___ MATERIAL FOR THIS TASK ___

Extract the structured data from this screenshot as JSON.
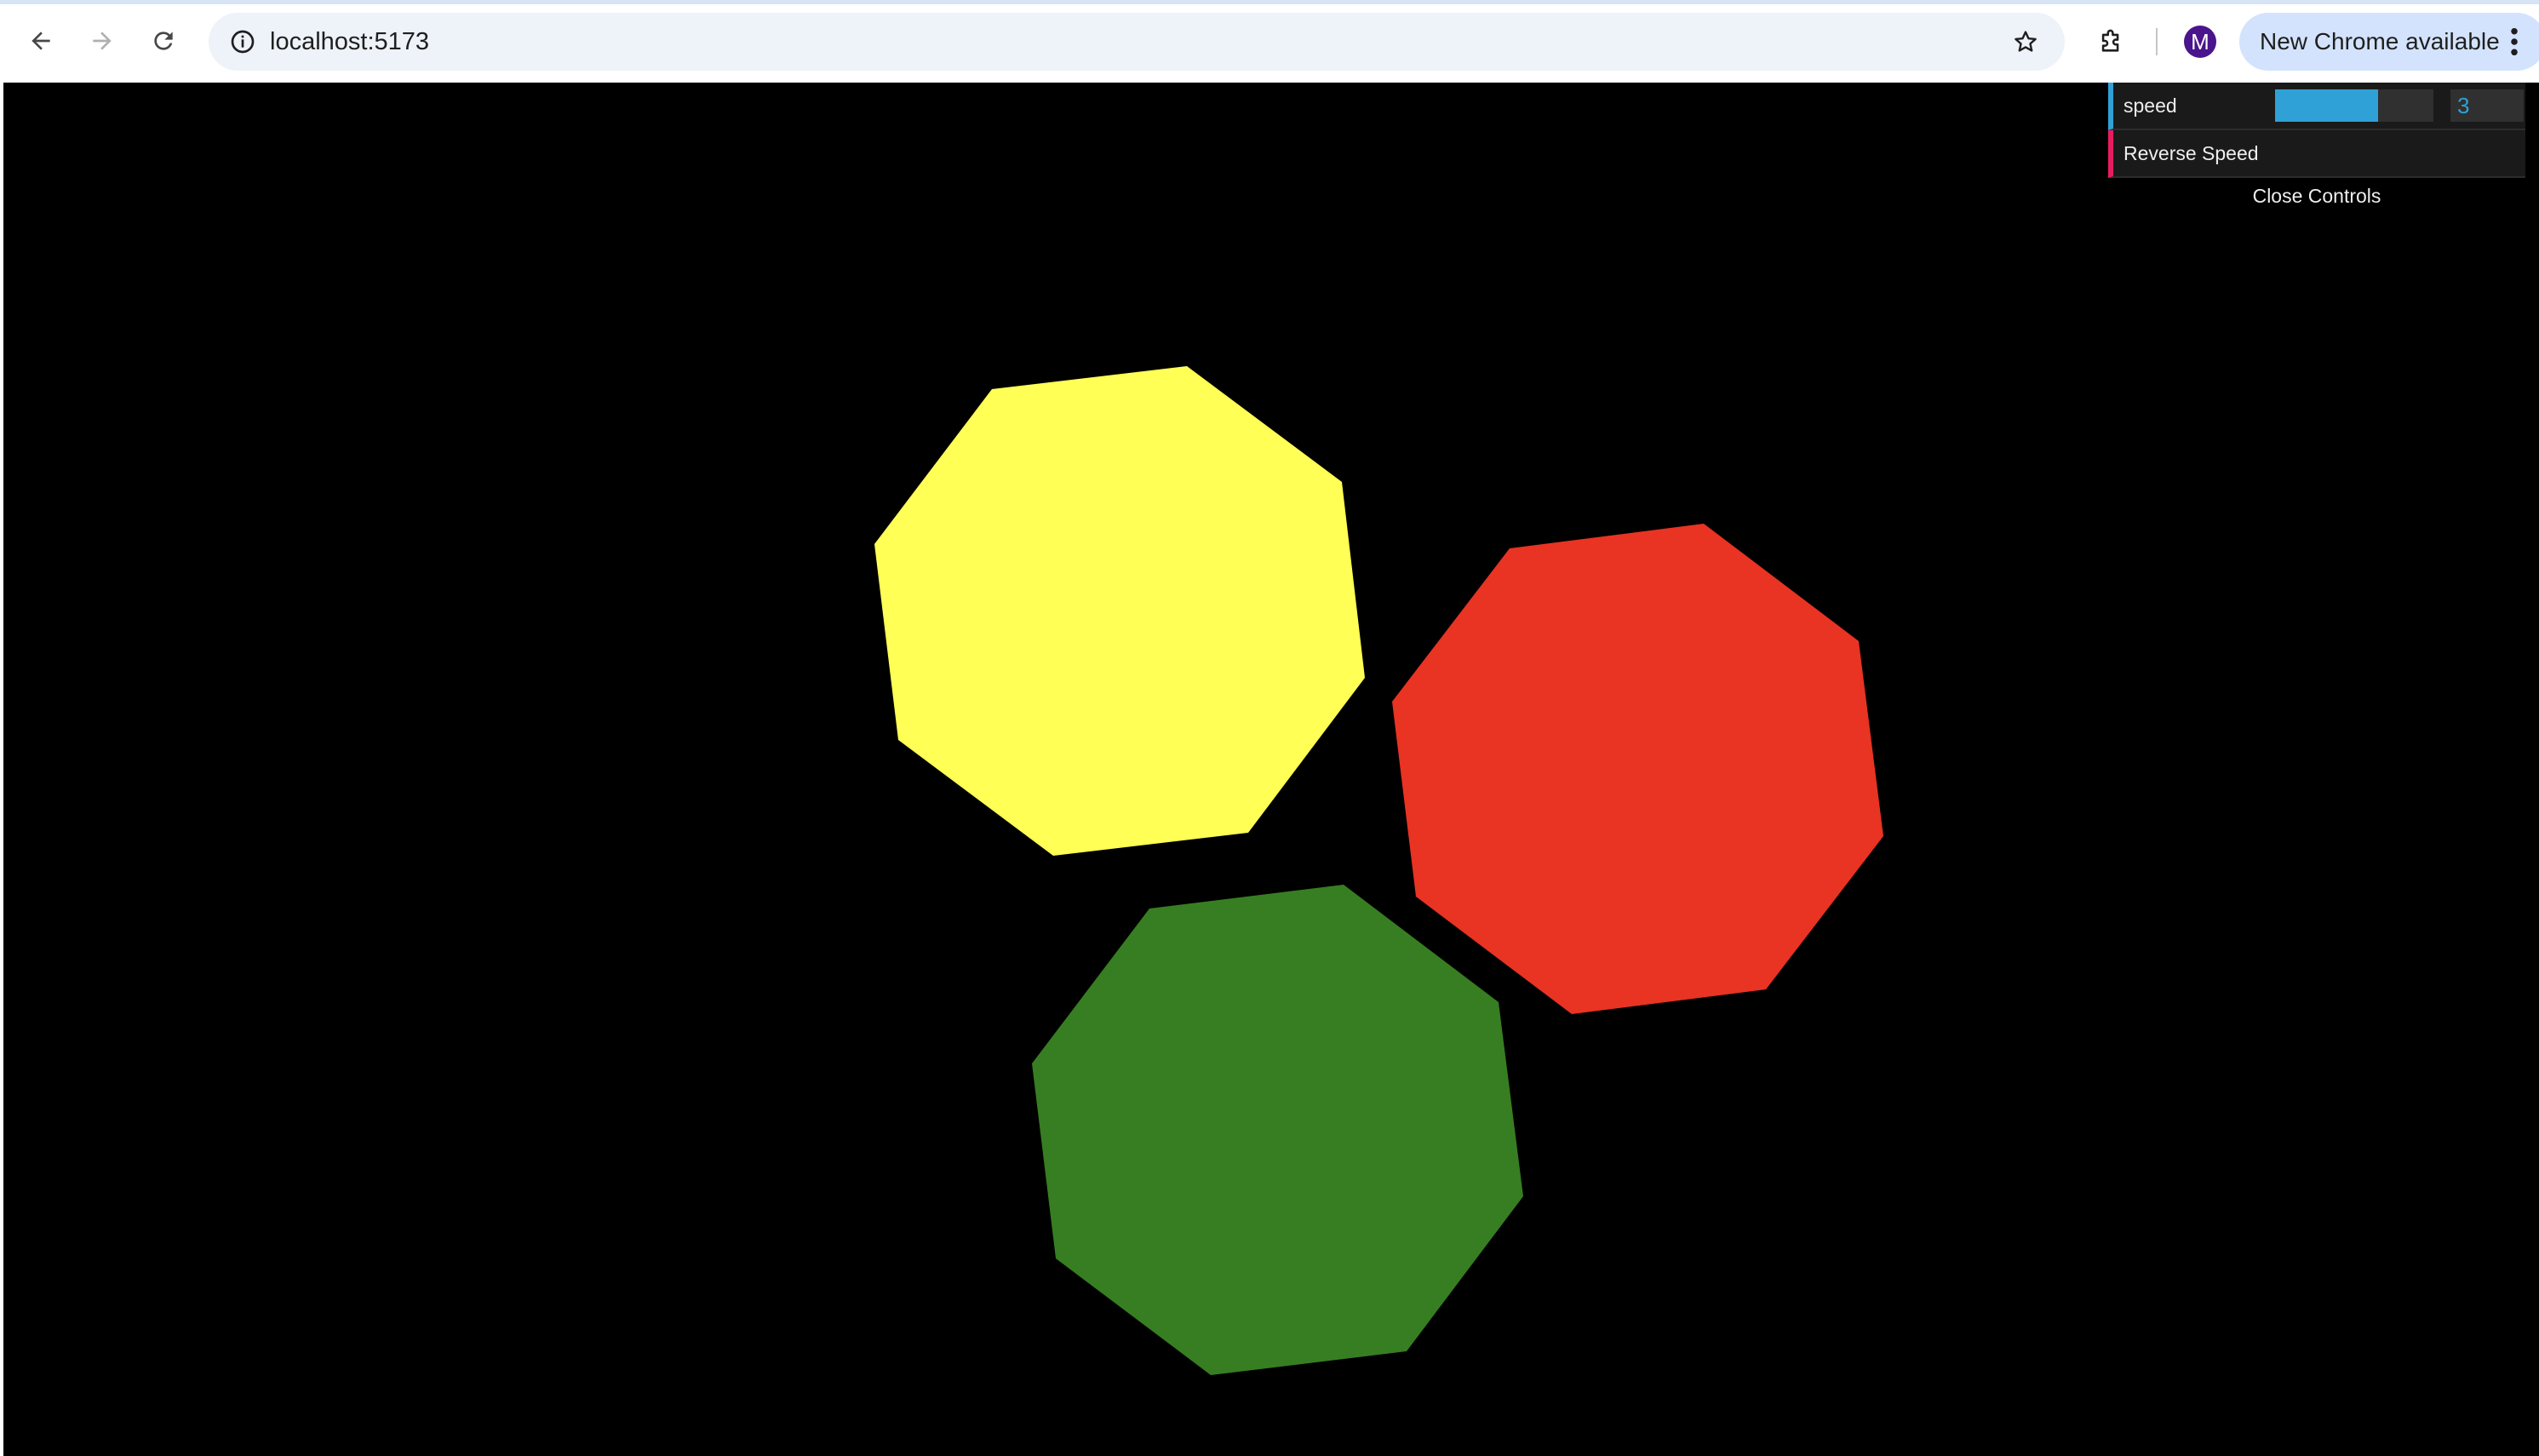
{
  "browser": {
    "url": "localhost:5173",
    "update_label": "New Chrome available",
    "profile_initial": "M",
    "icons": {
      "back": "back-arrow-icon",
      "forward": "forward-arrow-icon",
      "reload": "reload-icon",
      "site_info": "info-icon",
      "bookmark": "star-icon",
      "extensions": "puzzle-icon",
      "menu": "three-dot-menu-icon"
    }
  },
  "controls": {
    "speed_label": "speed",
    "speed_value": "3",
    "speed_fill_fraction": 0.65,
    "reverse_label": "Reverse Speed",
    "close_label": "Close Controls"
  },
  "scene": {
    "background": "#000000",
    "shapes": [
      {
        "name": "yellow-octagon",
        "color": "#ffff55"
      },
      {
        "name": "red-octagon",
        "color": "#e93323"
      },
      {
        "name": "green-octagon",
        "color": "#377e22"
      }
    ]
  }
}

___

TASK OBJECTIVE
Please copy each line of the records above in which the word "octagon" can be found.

REPLY
        "name": "yellow-octagon",
        "name": "red-octagon",
        "name": "green-octagon",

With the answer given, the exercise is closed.